Perennial, mostly hardy herbaceous plants, with wide-spreading roots, stems to 1—2 ft (30—60 cm), and rounded or pointed leaves. Inconspicuous purplish or white flowers in July-August. Species cultivated: M. spicata, common mint, spearmint; M. rotundifolia, apple mint, smelling of apples; M. citrata ‘Eau de Cologne’; M. rofundi folia variegata, green and cream edged leaves; pineapple mint, will not survive winter cold and damp. M. piperita, pepper mint.; M. aquatica, water mint. Origin, Europe including Britain.
Mainly culinary, the leaves having varying fragrances and flavours as above. Leaves contain menthol and are good for summer drinks, and M. citrata is said to be an ingredient of Chartreuse liqueur. M. piperita leaves make a good digestive tea, so also does M. aquatica. Pepper mint is much used also in confectionery.
Used by the Greeks and Romans, mentioned in the Bible, and widely used in Britain since at least the 9th century, when it was included in the monastic list of herbs. It has always been popular in this country up to, and including, the present day. Chaucer mentioned it in a poem, and Culpeper said that ‘Applied with salt, it helps the bites of mad dogs’.
Plant between autumn and spring; propagate by
division at these seasons also, or lift rooted stems and plant these. Damp soil is preferred, but it grows so easily that it needs curbing rather than encouraging, except for pineapple mint, which is slow to grow and less vigorous. It is advisable to root cuttings of this and keep them in the greenhouse through the winter; all will grow well in containers.

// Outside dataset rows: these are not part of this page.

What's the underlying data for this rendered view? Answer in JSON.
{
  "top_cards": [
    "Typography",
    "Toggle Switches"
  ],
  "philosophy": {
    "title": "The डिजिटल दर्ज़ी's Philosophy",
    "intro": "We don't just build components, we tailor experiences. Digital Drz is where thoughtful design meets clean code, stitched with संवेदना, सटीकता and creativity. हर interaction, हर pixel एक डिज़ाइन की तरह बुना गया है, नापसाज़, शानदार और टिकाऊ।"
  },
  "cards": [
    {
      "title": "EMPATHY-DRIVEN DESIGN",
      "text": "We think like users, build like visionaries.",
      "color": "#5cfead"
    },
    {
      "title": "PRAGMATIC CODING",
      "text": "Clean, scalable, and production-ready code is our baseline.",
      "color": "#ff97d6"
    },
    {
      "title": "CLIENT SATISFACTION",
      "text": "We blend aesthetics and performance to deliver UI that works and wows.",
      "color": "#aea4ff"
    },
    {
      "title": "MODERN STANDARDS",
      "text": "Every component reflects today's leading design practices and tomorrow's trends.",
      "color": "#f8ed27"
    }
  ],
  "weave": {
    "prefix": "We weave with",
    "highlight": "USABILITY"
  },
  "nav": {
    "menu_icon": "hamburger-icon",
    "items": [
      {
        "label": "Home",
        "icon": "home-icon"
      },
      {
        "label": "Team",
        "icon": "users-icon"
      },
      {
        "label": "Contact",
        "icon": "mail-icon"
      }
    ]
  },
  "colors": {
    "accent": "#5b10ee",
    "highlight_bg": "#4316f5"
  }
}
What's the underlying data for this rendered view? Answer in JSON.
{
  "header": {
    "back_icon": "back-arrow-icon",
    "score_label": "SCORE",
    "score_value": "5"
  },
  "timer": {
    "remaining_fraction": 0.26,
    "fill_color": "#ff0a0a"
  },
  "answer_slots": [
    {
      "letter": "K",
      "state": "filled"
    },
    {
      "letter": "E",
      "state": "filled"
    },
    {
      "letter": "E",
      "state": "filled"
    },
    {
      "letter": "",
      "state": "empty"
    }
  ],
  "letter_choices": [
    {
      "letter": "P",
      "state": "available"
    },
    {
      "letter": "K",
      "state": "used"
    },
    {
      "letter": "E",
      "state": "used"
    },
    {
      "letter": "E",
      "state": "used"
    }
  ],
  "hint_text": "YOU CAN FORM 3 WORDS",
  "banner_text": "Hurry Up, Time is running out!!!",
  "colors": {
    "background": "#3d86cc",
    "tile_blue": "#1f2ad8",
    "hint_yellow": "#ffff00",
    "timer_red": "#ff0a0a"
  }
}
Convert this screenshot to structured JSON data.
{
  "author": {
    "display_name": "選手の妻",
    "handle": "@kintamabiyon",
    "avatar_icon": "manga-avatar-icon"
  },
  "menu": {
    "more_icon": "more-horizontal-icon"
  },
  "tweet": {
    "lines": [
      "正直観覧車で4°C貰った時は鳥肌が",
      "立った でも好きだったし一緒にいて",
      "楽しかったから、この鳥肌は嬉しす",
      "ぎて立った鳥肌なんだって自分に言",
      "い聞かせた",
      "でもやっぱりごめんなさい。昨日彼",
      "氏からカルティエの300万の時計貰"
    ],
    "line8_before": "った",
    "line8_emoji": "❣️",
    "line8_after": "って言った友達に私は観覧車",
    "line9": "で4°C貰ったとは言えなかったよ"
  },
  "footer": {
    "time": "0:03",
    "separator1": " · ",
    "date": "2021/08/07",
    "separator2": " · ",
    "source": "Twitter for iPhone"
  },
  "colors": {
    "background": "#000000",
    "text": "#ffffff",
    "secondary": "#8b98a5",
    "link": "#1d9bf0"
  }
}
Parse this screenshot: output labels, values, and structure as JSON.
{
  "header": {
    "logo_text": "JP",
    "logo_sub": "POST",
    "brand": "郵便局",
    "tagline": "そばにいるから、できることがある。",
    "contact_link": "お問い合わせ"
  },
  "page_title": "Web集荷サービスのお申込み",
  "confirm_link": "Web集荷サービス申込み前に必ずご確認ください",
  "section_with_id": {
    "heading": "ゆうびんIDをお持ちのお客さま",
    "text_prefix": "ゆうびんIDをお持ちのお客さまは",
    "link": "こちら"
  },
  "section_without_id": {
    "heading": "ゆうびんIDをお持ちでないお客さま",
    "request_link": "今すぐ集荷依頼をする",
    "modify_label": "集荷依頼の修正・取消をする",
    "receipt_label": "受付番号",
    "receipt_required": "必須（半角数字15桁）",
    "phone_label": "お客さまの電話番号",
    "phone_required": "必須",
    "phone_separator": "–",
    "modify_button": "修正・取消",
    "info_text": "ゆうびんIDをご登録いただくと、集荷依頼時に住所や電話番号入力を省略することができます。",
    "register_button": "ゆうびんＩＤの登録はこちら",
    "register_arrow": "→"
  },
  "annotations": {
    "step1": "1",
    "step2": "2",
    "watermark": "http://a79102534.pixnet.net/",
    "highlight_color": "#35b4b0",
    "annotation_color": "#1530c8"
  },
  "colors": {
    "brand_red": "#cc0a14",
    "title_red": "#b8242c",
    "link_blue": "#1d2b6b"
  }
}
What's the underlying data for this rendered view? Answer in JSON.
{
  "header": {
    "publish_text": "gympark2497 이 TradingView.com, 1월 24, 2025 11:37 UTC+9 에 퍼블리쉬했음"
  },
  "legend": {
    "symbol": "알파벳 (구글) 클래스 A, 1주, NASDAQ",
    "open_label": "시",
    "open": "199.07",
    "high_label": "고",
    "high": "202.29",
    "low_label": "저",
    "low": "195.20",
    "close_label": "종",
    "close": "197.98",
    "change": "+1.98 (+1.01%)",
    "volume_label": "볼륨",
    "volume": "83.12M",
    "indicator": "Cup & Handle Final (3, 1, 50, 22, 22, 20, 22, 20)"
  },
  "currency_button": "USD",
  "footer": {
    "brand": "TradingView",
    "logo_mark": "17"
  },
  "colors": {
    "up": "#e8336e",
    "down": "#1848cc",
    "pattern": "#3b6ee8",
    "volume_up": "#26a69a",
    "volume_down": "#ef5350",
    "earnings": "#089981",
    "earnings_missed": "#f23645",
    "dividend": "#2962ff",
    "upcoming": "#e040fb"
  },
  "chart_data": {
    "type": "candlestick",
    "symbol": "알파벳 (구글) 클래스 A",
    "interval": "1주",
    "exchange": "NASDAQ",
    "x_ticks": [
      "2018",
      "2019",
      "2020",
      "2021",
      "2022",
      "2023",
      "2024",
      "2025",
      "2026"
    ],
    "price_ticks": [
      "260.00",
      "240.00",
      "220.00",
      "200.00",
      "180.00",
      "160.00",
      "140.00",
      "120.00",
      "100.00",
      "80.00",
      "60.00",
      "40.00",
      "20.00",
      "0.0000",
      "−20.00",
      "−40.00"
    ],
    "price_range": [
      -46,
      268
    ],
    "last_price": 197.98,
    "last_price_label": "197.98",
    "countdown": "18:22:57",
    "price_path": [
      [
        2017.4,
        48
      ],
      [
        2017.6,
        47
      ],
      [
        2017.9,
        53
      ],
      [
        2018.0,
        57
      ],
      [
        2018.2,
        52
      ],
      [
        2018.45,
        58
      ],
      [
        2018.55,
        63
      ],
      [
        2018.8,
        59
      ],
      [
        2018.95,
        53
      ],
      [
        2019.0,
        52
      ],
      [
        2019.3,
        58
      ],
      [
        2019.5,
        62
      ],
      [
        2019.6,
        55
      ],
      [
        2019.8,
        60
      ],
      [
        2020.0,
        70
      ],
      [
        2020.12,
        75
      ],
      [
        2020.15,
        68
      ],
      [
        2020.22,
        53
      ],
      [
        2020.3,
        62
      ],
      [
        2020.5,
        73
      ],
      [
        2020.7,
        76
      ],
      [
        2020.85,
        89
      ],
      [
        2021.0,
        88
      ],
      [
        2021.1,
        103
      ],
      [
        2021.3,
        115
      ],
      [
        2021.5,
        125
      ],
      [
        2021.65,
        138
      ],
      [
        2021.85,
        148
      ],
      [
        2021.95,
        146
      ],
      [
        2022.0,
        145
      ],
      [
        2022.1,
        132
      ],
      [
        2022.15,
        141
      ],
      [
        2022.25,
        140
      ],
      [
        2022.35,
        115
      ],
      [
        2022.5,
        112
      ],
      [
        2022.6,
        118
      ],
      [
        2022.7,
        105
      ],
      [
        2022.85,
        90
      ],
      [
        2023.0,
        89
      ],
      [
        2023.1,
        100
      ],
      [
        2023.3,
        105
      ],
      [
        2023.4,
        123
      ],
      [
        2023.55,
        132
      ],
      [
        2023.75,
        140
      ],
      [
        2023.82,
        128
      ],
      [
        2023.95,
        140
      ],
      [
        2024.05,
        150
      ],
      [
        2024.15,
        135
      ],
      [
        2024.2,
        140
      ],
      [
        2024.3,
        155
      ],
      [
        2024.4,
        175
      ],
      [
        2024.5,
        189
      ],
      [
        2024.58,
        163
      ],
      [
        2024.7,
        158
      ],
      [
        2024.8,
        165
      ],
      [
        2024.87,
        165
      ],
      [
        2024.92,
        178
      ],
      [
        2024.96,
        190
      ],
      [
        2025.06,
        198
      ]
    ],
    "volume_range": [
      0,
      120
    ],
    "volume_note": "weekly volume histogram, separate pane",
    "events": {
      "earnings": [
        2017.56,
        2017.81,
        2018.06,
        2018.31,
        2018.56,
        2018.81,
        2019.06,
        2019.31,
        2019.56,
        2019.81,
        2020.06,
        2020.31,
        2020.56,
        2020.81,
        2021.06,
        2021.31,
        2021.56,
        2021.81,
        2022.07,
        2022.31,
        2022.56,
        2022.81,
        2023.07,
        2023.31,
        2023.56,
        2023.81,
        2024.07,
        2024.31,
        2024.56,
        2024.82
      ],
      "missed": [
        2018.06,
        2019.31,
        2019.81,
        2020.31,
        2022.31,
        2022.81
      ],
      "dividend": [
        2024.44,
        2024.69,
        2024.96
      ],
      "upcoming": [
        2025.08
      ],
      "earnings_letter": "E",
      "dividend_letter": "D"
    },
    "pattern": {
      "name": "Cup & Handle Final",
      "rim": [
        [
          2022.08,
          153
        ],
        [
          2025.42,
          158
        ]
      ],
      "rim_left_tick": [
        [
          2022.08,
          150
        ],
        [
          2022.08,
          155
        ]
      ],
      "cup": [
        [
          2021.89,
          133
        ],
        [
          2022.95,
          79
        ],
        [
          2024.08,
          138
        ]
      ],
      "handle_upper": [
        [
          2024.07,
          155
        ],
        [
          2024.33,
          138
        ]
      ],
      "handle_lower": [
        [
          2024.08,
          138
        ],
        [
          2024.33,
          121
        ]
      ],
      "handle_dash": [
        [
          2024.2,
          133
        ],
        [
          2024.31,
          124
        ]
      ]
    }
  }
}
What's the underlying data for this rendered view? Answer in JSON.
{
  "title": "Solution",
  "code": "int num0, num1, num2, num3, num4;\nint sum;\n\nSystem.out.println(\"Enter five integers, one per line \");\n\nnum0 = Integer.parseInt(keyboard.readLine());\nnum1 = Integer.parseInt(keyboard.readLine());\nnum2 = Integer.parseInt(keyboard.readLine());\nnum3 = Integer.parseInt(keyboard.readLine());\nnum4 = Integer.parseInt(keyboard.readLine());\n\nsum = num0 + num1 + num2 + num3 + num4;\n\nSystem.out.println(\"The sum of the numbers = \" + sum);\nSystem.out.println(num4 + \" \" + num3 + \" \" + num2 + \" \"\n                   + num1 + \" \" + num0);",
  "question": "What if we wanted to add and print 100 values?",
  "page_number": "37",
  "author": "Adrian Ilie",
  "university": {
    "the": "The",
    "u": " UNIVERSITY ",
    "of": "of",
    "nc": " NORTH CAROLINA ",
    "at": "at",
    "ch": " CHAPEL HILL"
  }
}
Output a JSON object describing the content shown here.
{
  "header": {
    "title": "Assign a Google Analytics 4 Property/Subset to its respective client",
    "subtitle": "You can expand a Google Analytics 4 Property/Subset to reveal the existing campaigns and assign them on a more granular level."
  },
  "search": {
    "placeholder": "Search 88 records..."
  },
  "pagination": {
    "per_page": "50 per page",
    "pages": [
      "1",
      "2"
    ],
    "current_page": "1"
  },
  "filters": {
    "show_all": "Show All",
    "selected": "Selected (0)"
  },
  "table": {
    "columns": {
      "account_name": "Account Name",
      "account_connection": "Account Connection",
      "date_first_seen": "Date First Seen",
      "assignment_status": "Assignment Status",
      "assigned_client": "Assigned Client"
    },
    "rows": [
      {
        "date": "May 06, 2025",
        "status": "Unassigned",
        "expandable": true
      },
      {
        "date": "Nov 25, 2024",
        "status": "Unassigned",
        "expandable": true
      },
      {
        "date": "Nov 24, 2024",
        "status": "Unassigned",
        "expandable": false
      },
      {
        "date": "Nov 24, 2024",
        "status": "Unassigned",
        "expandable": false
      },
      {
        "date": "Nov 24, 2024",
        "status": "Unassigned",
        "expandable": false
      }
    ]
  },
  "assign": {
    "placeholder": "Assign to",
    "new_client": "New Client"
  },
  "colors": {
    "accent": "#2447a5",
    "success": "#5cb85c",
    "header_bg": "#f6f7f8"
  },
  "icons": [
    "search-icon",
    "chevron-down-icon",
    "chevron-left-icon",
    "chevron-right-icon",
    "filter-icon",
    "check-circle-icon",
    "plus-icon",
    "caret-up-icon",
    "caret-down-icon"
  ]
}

If rust infects the plants, (small red-brown spots on leaves and stems) destroy them and plant afresh in a different place.